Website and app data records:
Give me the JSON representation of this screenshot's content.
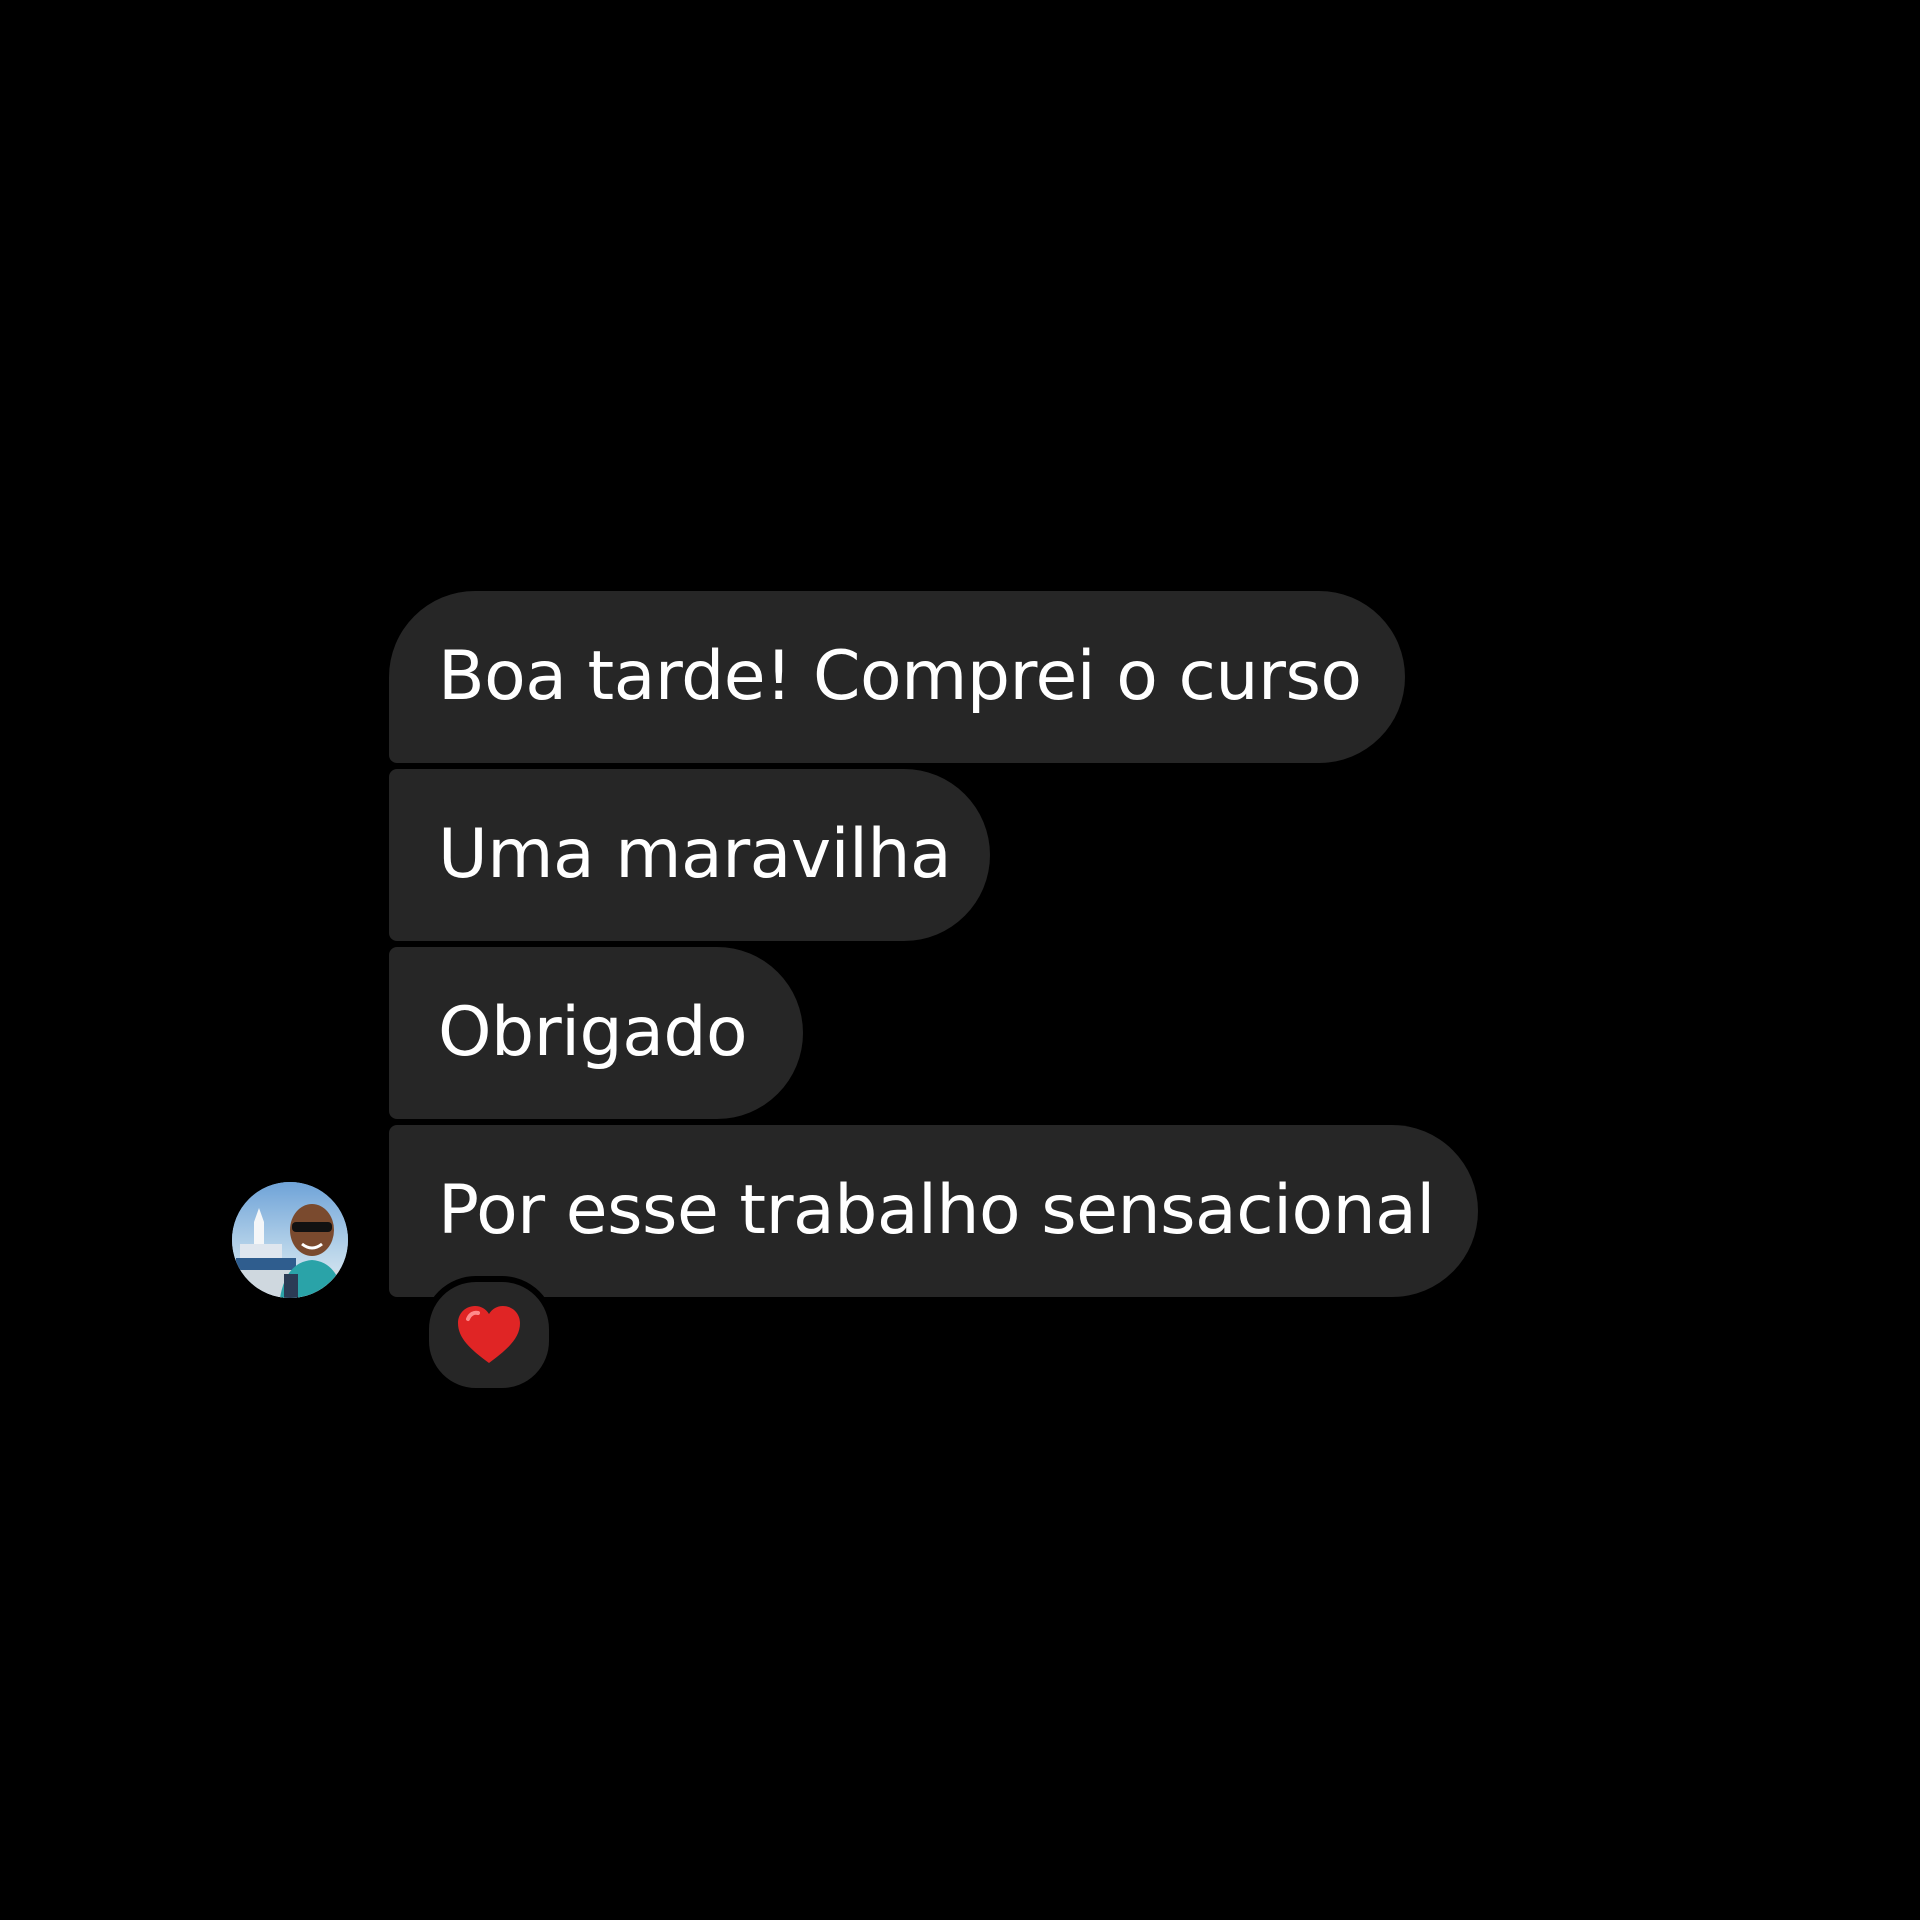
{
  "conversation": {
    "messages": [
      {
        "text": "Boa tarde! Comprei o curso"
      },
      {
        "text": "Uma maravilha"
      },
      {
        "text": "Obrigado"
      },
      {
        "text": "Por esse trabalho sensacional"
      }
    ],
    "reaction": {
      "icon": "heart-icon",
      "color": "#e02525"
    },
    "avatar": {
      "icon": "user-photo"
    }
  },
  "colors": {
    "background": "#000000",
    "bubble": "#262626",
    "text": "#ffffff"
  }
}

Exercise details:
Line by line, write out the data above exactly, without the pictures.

Output of the exercise:
Give me the JSON representation of this screenshot's content.
{
  "conversation": {
    "messages": [
      {
        "text": "Boa tarde! Comprei o curso"
      },
      {
        "text": "Uma maravilha"
      },
      {
        "text": "Obrigado"
      },
      {
        "text": "Por esse trabalho sensacional"
      }
    ],
    "reaction": {
      "icon": "heart-icon",
      "color": "#e02525"
    },
    "avatar": {
      "icon": "user-photo"
    }
  },
  "colors": {
    "background": "#000000",
    "bubble": "#262626",
    "text": "#ffffff"
  }
}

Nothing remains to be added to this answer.